### Problem requirements
Every line in the entries where "heading" is found should be copied.

━━━━━━━━━━

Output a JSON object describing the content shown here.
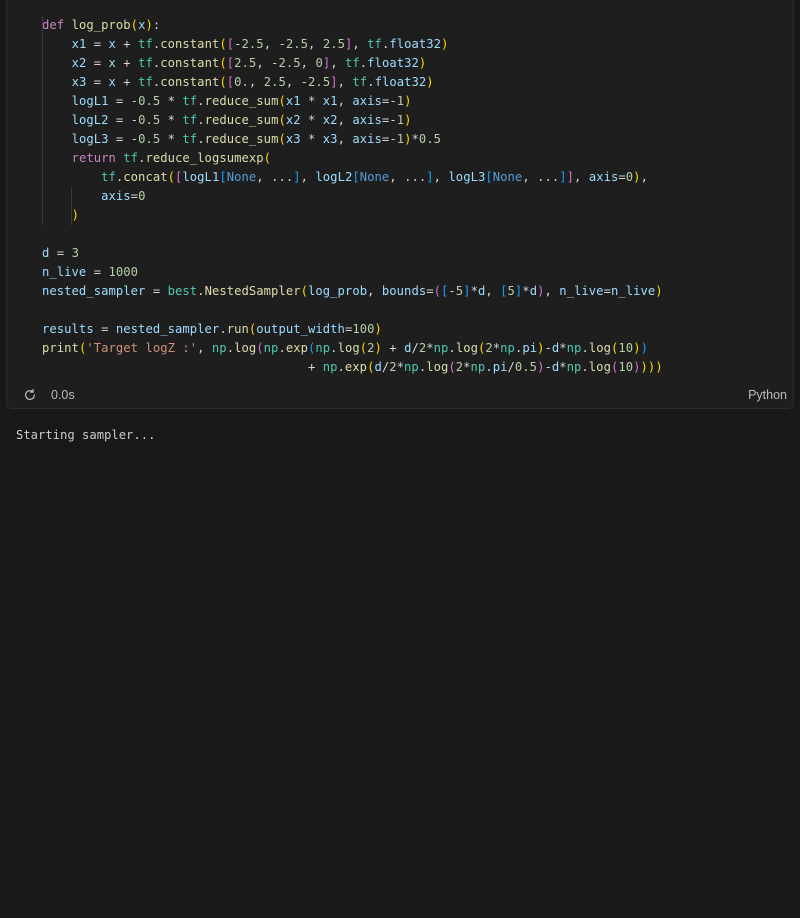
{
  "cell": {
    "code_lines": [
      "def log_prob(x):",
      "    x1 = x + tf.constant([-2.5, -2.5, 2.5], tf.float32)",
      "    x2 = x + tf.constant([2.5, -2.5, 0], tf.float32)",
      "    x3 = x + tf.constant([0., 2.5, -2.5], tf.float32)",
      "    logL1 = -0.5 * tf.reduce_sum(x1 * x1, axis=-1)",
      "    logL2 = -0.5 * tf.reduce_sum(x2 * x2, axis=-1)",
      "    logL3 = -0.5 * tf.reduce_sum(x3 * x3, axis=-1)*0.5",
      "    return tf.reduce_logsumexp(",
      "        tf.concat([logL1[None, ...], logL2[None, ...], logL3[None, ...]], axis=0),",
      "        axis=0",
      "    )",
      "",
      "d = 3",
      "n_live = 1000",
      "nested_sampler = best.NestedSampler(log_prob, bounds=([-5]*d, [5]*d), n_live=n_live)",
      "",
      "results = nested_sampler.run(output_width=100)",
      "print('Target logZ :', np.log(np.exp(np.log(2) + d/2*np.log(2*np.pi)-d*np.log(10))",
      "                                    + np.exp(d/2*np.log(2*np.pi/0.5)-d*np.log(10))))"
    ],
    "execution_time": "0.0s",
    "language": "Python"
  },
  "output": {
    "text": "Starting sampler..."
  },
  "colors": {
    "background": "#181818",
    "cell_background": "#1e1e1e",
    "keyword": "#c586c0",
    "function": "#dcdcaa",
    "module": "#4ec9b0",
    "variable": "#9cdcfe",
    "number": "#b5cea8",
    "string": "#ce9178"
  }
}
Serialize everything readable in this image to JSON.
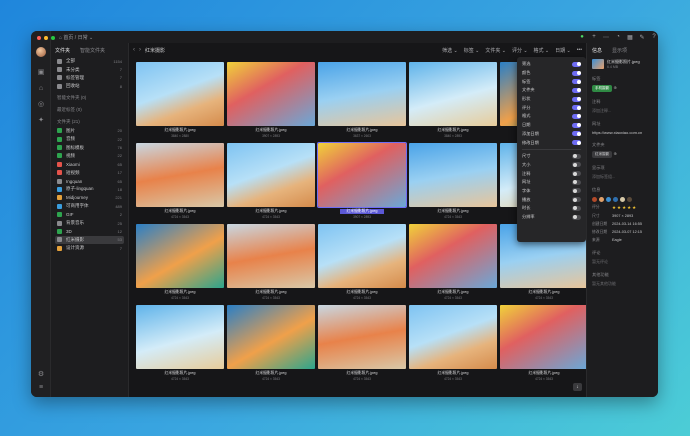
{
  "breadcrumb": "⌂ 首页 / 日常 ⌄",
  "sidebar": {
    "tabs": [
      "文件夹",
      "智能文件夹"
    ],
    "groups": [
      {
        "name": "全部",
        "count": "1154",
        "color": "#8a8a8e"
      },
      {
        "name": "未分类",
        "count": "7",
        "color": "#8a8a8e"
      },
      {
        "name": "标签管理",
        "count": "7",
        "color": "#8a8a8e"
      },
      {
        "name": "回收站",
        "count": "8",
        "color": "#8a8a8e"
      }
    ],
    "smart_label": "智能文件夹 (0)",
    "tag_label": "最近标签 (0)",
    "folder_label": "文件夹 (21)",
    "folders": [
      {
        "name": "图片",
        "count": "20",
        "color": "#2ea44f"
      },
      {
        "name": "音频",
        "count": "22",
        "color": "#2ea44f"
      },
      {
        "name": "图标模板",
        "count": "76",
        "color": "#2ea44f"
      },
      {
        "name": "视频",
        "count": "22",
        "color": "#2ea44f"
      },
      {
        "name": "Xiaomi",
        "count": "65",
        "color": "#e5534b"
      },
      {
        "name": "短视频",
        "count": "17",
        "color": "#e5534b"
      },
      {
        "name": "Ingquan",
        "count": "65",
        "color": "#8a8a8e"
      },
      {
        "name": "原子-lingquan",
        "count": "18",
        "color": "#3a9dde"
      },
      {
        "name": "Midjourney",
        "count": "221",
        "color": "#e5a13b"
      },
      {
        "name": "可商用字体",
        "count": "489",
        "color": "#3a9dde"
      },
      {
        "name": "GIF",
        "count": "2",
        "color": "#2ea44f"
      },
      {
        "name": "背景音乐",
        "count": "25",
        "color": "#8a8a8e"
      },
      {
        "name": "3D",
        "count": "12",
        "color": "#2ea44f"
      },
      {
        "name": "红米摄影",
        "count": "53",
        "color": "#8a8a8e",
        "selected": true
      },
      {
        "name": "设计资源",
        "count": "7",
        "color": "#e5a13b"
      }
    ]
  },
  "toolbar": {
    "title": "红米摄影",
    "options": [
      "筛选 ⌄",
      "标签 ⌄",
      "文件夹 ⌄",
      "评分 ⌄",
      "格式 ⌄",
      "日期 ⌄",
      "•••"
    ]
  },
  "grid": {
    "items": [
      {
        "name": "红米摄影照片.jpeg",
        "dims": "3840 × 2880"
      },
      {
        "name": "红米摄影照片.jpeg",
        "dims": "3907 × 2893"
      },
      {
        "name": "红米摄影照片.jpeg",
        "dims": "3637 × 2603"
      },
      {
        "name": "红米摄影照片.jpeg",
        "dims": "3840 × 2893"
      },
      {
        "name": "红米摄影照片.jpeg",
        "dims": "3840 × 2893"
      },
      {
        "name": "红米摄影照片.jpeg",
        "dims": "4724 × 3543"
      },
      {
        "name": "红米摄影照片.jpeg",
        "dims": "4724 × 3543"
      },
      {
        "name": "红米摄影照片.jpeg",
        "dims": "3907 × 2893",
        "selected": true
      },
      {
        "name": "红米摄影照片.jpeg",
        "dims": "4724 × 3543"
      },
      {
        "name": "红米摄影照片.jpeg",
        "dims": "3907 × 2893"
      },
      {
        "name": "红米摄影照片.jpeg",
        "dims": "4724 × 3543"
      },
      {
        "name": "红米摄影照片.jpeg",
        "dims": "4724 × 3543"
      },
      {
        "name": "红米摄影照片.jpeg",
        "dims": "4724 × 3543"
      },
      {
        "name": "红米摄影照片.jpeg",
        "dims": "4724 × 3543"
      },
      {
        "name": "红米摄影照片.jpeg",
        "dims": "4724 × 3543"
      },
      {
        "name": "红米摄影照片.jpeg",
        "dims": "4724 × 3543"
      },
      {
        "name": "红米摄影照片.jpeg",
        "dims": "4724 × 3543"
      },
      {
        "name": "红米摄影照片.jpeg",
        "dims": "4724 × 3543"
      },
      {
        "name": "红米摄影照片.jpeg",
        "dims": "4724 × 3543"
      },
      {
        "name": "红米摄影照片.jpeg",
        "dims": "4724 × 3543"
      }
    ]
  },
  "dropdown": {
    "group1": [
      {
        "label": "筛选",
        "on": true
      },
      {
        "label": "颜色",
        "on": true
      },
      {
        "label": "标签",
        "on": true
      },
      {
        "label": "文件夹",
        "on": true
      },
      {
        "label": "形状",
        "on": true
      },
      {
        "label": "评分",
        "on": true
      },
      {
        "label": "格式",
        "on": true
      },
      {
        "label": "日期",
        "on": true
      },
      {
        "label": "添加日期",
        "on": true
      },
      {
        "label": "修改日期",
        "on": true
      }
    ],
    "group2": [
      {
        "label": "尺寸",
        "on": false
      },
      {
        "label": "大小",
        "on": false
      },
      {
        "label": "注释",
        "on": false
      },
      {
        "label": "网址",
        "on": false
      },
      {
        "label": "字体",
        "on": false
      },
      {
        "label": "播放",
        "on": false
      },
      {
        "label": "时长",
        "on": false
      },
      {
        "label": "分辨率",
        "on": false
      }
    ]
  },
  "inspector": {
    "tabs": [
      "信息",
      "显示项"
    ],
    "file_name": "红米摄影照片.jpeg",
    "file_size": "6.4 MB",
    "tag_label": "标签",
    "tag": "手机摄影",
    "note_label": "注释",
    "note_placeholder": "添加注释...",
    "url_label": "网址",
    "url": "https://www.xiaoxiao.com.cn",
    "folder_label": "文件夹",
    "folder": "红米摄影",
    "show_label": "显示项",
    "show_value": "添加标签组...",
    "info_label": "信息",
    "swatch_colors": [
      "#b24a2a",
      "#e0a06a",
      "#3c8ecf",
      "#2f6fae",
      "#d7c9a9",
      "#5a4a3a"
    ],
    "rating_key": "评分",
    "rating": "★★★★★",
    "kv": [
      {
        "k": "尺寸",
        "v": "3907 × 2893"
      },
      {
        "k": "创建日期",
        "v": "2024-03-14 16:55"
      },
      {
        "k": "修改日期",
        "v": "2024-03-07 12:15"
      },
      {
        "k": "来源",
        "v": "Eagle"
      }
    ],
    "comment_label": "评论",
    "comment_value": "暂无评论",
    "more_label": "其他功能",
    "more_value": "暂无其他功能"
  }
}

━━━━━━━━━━

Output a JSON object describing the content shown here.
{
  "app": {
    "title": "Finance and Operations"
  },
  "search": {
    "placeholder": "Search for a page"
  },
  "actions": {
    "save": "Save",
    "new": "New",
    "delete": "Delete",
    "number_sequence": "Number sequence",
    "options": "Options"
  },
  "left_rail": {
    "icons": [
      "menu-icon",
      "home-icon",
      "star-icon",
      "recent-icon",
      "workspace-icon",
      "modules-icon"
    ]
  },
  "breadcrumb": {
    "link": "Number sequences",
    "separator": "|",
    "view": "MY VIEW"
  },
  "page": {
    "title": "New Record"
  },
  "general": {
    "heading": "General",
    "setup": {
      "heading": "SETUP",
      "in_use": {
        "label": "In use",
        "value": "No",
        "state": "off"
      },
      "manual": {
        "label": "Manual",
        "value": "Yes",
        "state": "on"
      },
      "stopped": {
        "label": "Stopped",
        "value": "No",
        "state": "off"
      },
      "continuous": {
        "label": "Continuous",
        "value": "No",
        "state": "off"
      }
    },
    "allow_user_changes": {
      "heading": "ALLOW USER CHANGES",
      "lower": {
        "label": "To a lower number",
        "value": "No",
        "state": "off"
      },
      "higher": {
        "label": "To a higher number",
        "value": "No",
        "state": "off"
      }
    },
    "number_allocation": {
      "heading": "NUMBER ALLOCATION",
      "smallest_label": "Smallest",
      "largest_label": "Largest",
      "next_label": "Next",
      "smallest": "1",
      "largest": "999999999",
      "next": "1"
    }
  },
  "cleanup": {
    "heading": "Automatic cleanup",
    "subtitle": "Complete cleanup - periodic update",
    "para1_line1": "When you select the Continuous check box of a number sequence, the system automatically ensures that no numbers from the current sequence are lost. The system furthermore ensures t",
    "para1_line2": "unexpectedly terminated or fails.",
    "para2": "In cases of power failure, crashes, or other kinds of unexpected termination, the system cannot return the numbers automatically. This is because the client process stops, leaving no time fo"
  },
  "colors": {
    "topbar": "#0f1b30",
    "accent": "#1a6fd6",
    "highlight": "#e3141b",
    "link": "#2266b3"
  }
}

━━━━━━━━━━

### Worked solution
    "heading": "General",
      "heading": "SETUP",
      "heading": "ALLOW USER CHANGES",
      "heading": "NUMBER ALLOCATION",
    "heading": "Automatic cleanup",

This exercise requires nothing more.